Connectors: basic


A connector is a word that links two similar items (words, phrases, clauses). We usually use them to make sentences more fluid and express more sophisticated ideas:

  • He studied Economics. His sister studied Psychology.
  • He studied Economics, whereas his sister studied Psychology.

Formal x informal

Some connectors express the same idea, but change in terms of formality. We can use them depending on the context to sound more formal or more informal:

  • I don't want to go. I am also going to be busy. (informal)
  • That product is expensive. In addition, We have no need for it. (formal)


Connectors can appear at the beginning, in the middle or at the end of sentences. Some of them are more flexible and can appear in different places:

  • While some people prefer eating out, I love cooking at home.
  • Adam is poor. Nathan, however, is quite rich.
  • The park was crowded. We wanted to go, though.


Some linking words are followed by a clause (subject + verb + object):

  • I am tired because I played tennis this morning.

Some linking words are followed by just an object:

  • I am tired because of tennis this morning.


There are many different kinds of connectors (addition, contrast, conclusion, etc):

Meaning Connector
Contrast however, nonetheless, nevertheless, etc.
Addition in addition, moreover, furthermore, etc.
Example for example, for instance, to illustrate, etc.
Conclusion therefore, thus, as a result, etc.
Similarity in the same way, similarly, likewise, etc

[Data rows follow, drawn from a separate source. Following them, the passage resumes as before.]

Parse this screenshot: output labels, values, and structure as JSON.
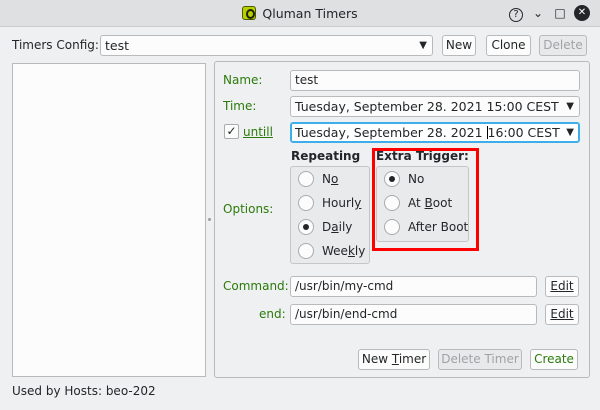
{
  "window": {
    "title": "Qluman Timers"
  },
  "titlebar_buttons": {
    "help": "?",
    "minimize": "⌄",
    "maximize": "□",
    "close": "✕"
  },
  "config": {
    "label": "Timers Config:",
    "value": "test",
    "new_label": "New",
    "clone_label": "Clone",
    "delete_label": "Delete"
  },
  "form": {
    "name_label": "Name:",
    "name_value": "test",
    "time_label": "Time:",
    "time_value": "Tuesday, September 28. 2021 15:00 CEST",
    "untill_label": "untill",
    "untill_checked": true,
    "untill_value_before_caret": "Tuesday, September 28. 2021 ",
    "untill_value_after_caret": "16:00 CEST",
    "options_label": "Options:",
    "repeating": {
      "title": "Repeating",
      "options": [
        {
          "label": "No",
          "checked": false
        },
        {
          "label": "Hourly",
          "checked": false
        },
        {
          "label": "Daily",
          "checked": true
        },
        {
          "label": "Weekly",
          "checked": false
        }
      ]
    },
    "extra_trigger": {
      "title": "Extra Trigger:",
      "options": [
        {
          "label": "No",
          "checked": true
        },
        {
          "label": "At Boot",
          "checked": false
        },
        {
          "label": "After Boot",
          "checked": false
        }
      ]
    },
    "command_label": "Command:",
    "command_value": "/usr/bin/my-cmd",
    "command_edit": "Edit",
    "end_label": "end:",
    "end_value": "/usr/bin/end-cmd",
    "end_edit": "Edit",
    "new_timer_label": "New Timer",
    "delete_timer_label": "Delete Timer",
    "create_label": "Create"
  },
  "status": {
    "used_by": "Used by Hosts: beo-202"
  },
  "colors": {
    "label_green": "#2b7a0b",
    "highlight_red": "#ff0000",
    "focus_blue": "#3daee9"
  }
}
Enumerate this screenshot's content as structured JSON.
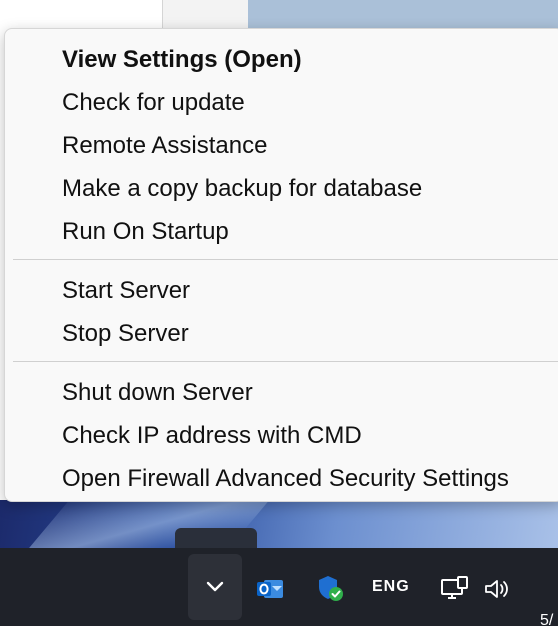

It is not always possible to translate connectors very well. In some cases, the translation will be helpful:

  • I have never been to Vienna. However, I have heard it is a beautiful city. Eu nunca fui a Viena. Porém ouvi dizer que é uma cidade linda.

In some other cases, translating will not be so practical:

  • As a matter of fact, what he said was simply absurd.

Instead of translating connectors, it is better to learn some for different situations in context.

Further learning
Description Author Language
When to use though, although and even though. engVid
The difference between 'while' and 'during'. BBC Learning